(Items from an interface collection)
__________

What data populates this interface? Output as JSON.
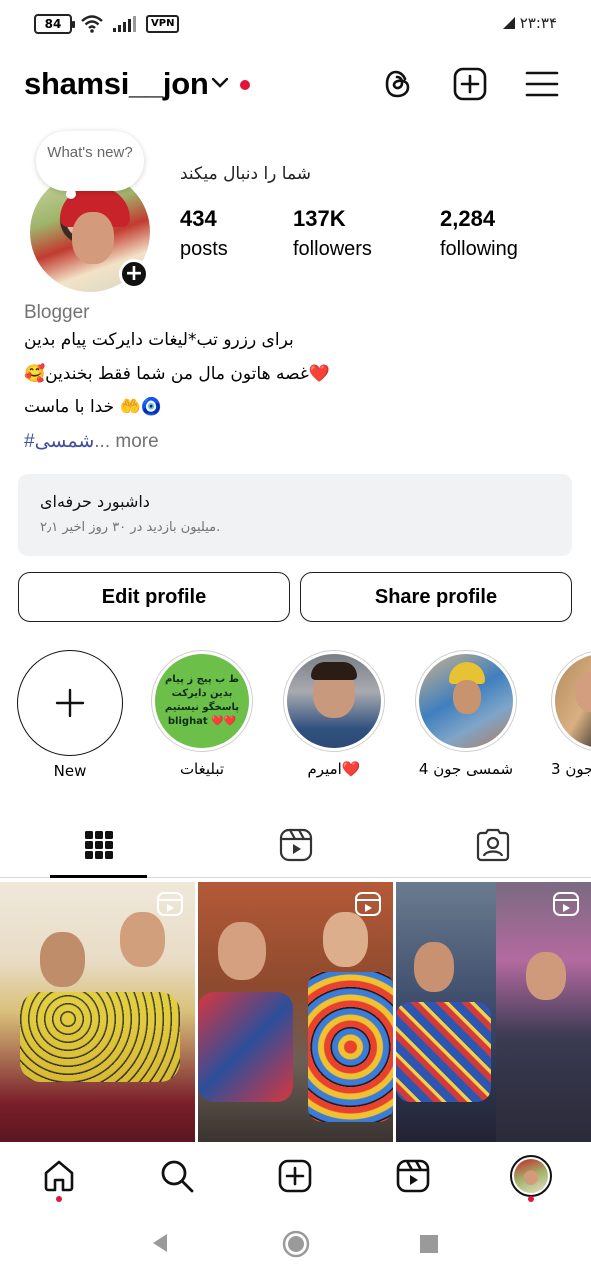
{
  "status_bar": {
    "battery": "84",
    "vpn": "VPN",
    "time": "۲۳:۳۴",
    "icons": [
      "battery-icon",
      "wifi-icon",
      "signal-icon",
      "vpn-icon",
      "nfc-icon"
    ]
  },
  "header": {
    "username": "shamsi__jon",
    "icons": [
      "chevron-down-icon",
      "threads-icon",
      "add-post-icon",
      "menu-icon"
    ]
  },
  "profile": {
    "note_bubble": "What's new?",
    "follows_text": "شما را دنبال میکند",
    "stats": [
      {
        "num": "434",
        "label": "posts"
      },
      {
        "num": "137K",
        "label": "followers"
      },
      {
        "num": "2,284",
        "label": "following"
      }
    ],
    "category": "Blogger",
    "bio_lines": [
      "برای رزرو تب*لیغات دایرکت پیام بدین",
      "❤️غصه هاتون مال من شما فقط بخندین🥰",
      "🧿🤲 خدا با ماست"
    ],
    "bio_tag": "#شمسی",
    "bio_more_prefix": "...",
    "bio_more": " more"
  },
  "dashboard": {
    "title": "داشبورد حرفه‌ای",
    "subtitle": "۲٫۱ میلیون بازدید در ۳۰ روز اخیر."
  },
  "buttons": {
    "edit": "Edit profile",
    "share": "Share profile"
  },
  "highlights": [
    {
      "label": "New",
      "type": "new"
    },
    {
      "label": "تبلیغات",
      "type": "ad",
      "text": "ط ب پیج ز پیام بدین دایرکت پاسخگو نیستیم ❤️❤️ blighat"
    },
    {
      "label": "امیرم❤️",
      "type": "photo"
    },
    {
      "label": "شمسی جون 4",
      "type": "photo"
    },
    {
      "label": "جون 3",
      "type": "photo"
    }
  ],
  "tabs": [
    "grid-icon",
    "reels-icon",
    "tagged-icon"
  ],
  "bottom_nav": [
    "home-icon",
    "search-icon",
    "create-icon",
    "reels-icon",
    "profile-avatar"
  ],
  "colors": {
    "accent_red": "#e2143c",
    "tag_blue": "#4150a3",
    "muted": "#737373",
    "dashboard_bg": "#f1f2f4"
  }
}
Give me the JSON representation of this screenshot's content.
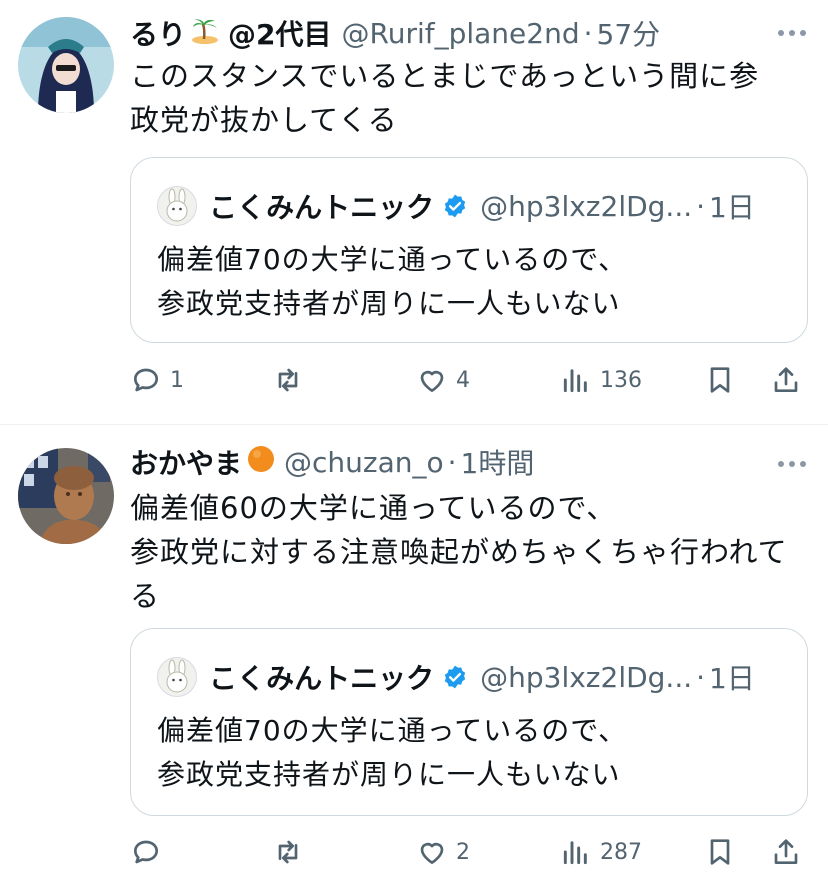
{
  "tweets": [
    {
      "name": "るり",
      "name_suffix": "@2代目",
      "handle": "@Rurif_plane2nd",
      "dot": "·",
      "time": "57分",
      "text_lines": [
        "このスタンスでいるとまじであっという間に参",
        "政党が抜かしてくる"
      ],
      "quote": {
        "name": "こくみんトニック",
        "handle": "@hp3lxz2lDg...",
        "dot": "·",
        "time": "1日",
        "text_lines": [
          "偏差値70の大学に通っているので、",
          "参政党支持者が周りに一人もいない"
        ]
      },
      "actions": {
        "replies": "1",
        "retweets": "",
        "likes": "4",
        "views": "136"
      }
    },
    {
      "name": "おかやま",
      "name_suffix": "",
      "handle": "@chuzan_o",
      "dot": "·",
      "time": "1時間",
      "text_lines": [
        "偏差値60の大学に通っているので、",
        "参政党に対する注意喚起がめちゃくちゃ行われて",
        "る"
      ],
      "quote": {
        "name": "こくみんトニック",
        "handle": "@hp3lxz2lDg...",
        "dot": "·",
        "time": "1日",
        "text_lines": [
          "偏差値70の大学に通っているので、",
          "参政党支持者が周りに一人もいない"
        ]
      },
      "actions": {
        "replies": "",
        "retweets": "",
        "likes": "2",
        "views": "287"
      }
    }
  ],
  "icons": {
    "more": "more-dots-icon",
    "reply": "reply-icon",
    "retweet": "retweet-icon",
    "like": "heart-icon",
    "views": "views-icon",
    "bookmark": "bookmark-icon",
    "share": "share-icon",
    "verified": "verified-badge-icon"
  },
  "colors": {
    "text": "#0f1419",
    "secondary": "#536471",
    "border": "#cfd9de",
    "verified": "#1d9bf0"
  }
}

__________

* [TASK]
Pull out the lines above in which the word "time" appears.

* [EXERCISE ANSWER]
    "time": "۲۳:۳۴",
      "time": "57分",
        "time": "1日",
      "time": "1時間",
        "time": "1日",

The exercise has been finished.